**To do**
Scan the entries below for the string "structured" and copy every line where it turns up.
** Data extract follows **
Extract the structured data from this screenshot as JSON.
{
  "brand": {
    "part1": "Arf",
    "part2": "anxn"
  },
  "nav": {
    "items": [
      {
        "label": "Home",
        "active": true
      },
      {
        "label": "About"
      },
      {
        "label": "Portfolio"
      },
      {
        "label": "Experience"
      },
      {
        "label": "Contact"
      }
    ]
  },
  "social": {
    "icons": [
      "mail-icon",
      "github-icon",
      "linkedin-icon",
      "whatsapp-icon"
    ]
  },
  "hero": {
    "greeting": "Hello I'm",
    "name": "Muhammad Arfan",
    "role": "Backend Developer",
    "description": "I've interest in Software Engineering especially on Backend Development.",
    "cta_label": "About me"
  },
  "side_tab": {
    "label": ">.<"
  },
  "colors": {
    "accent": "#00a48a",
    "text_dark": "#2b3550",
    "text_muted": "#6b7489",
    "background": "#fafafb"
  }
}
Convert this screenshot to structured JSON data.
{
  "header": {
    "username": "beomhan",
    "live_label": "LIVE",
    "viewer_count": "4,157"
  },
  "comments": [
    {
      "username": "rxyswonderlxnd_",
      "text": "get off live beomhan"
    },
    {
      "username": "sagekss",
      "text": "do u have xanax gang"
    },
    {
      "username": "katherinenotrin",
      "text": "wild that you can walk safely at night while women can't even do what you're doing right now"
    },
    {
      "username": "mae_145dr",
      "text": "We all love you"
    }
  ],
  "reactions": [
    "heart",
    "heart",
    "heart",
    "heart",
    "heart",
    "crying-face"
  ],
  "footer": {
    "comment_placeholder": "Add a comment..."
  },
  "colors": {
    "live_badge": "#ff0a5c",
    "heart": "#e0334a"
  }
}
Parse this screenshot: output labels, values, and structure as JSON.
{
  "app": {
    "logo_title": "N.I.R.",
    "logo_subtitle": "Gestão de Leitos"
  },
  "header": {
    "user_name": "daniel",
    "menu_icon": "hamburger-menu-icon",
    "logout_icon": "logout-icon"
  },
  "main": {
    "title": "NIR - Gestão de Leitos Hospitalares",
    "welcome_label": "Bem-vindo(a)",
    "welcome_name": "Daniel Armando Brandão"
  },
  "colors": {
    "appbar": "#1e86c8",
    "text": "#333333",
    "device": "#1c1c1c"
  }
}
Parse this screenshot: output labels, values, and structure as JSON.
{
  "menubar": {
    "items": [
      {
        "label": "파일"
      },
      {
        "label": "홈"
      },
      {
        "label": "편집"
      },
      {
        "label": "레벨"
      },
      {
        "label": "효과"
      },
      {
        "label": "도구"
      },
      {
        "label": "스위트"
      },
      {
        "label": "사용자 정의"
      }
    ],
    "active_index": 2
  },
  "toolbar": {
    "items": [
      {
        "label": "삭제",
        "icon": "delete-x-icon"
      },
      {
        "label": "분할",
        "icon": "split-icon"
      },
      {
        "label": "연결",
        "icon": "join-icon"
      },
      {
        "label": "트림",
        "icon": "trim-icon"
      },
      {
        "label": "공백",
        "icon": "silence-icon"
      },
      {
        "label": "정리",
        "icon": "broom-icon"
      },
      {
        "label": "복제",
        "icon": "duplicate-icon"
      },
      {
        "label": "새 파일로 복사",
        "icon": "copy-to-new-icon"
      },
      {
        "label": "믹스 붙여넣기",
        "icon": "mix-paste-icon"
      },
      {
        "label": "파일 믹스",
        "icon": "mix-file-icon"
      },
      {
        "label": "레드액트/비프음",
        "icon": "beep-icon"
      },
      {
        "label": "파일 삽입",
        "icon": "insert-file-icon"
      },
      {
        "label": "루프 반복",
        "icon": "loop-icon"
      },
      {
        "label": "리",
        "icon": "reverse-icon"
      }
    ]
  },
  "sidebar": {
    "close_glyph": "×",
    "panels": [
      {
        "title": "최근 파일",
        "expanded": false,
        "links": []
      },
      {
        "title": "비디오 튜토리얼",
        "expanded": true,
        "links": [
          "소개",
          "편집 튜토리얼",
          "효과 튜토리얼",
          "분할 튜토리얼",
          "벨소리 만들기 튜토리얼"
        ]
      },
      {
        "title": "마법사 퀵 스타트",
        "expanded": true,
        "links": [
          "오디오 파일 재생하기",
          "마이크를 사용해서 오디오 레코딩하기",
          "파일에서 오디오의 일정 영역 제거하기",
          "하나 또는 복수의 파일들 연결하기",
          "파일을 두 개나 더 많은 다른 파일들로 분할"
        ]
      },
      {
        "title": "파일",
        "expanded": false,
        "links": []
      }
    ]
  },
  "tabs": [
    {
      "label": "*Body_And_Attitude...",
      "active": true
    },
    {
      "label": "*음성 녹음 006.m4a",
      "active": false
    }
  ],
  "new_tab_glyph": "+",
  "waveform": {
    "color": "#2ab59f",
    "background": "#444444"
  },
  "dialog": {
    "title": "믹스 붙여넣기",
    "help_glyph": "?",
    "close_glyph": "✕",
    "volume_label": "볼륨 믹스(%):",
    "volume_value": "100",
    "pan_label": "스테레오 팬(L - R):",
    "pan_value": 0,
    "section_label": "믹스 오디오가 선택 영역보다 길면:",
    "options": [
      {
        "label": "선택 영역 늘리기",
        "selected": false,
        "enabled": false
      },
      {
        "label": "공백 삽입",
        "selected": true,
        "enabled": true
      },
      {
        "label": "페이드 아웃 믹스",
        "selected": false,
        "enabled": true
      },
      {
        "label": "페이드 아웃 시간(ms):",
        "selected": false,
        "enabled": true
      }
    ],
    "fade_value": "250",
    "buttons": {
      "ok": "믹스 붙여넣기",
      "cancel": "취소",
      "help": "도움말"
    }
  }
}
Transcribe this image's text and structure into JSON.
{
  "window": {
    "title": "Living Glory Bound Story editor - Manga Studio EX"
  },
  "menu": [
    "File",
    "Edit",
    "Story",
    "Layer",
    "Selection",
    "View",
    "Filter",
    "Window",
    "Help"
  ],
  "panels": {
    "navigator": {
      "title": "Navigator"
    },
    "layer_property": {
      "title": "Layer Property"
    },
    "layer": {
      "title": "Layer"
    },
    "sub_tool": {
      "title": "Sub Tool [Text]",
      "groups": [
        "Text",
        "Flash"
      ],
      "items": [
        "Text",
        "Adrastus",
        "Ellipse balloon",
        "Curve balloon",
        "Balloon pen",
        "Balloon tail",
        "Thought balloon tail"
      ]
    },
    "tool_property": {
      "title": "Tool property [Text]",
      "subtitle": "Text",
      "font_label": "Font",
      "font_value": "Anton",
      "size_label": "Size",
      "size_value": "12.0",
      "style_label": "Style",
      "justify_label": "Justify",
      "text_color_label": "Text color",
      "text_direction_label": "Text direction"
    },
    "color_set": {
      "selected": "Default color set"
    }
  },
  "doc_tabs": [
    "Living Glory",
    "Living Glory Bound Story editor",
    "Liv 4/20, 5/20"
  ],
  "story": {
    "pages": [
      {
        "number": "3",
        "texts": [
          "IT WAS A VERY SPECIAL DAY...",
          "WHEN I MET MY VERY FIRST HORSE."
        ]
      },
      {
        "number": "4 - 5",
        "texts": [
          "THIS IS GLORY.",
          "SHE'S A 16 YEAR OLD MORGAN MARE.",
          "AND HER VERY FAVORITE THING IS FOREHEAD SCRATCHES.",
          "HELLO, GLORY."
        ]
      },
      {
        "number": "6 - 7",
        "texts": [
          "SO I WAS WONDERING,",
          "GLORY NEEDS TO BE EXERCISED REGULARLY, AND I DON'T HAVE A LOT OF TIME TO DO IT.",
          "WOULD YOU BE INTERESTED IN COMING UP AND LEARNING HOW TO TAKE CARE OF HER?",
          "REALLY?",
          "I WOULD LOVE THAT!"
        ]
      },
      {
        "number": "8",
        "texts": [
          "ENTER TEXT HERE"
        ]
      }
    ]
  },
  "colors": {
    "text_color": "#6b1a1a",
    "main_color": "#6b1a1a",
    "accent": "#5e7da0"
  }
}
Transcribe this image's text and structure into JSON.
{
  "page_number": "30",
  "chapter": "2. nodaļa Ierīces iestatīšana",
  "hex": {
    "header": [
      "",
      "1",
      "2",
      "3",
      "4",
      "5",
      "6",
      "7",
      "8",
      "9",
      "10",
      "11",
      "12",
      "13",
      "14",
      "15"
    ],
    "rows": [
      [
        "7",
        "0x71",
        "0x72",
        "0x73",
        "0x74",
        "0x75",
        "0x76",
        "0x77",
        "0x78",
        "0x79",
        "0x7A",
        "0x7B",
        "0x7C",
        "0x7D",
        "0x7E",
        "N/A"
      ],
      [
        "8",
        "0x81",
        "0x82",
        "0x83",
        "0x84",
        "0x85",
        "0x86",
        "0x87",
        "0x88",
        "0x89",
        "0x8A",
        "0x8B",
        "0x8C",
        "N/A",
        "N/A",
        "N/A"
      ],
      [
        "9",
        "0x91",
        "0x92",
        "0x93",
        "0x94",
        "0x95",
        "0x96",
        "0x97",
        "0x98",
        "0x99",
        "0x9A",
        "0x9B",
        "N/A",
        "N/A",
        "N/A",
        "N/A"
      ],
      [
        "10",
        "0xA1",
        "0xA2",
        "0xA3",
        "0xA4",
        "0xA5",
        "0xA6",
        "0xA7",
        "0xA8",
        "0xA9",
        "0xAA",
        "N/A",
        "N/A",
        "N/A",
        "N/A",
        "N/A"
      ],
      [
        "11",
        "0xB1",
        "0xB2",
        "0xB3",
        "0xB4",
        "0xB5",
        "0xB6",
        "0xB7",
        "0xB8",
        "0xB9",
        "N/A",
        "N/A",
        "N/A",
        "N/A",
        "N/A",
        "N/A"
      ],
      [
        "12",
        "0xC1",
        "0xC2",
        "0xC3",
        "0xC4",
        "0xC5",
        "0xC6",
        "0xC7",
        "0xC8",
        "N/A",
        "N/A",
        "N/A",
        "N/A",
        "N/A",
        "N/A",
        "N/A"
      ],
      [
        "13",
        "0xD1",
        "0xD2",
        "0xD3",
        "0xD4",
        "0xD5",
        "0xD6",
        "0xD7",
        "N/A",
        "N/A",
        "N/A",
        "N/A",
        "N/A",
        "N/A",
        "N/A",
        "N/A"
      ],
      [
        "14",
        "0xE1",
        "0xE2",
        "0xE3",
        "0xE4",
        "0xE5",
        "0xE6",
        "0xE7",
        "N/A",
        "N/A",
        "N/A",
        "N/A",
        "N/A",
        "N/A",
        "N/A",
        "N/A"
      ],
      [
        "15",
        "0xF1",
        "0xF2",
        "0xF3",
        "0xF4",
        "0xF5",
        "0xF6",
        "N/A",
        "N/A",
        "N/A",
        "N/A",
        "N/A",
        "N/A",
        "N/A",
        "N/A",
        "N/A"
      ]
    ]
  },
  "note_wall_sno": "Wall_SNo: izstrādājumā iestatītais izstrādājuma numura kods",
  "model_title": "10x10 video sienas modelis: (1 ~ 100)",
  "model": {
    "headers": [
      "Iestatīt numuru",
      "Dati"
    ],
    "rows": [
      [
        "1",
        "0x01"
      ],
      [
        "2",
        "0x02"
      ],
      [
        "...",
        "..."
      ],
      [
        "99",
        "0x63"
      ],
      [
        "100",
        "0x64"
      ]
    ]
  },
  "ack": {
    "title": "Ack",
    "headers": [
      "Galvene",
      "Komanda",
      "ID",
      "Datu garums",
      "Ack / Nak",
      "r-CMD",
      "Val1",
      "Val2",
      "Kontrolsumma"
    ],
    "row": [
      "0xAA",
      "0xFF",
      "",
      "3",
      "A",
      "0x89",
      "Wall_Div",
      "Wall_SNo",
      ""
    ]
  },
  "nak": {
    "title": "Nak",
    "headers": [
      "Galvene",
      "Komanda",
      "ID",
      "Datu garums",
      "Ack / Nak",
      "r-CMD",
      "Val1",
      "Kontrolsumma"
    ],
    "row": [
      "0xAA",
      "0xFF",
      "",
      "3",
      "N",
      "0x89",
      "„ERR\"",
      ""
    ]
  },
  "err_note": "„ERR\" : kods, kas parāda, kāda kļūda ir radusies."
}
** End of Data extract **
**Your response**
Extract the structured data from this screenshot as JSON.
Convert this screenshot to structured JSON data.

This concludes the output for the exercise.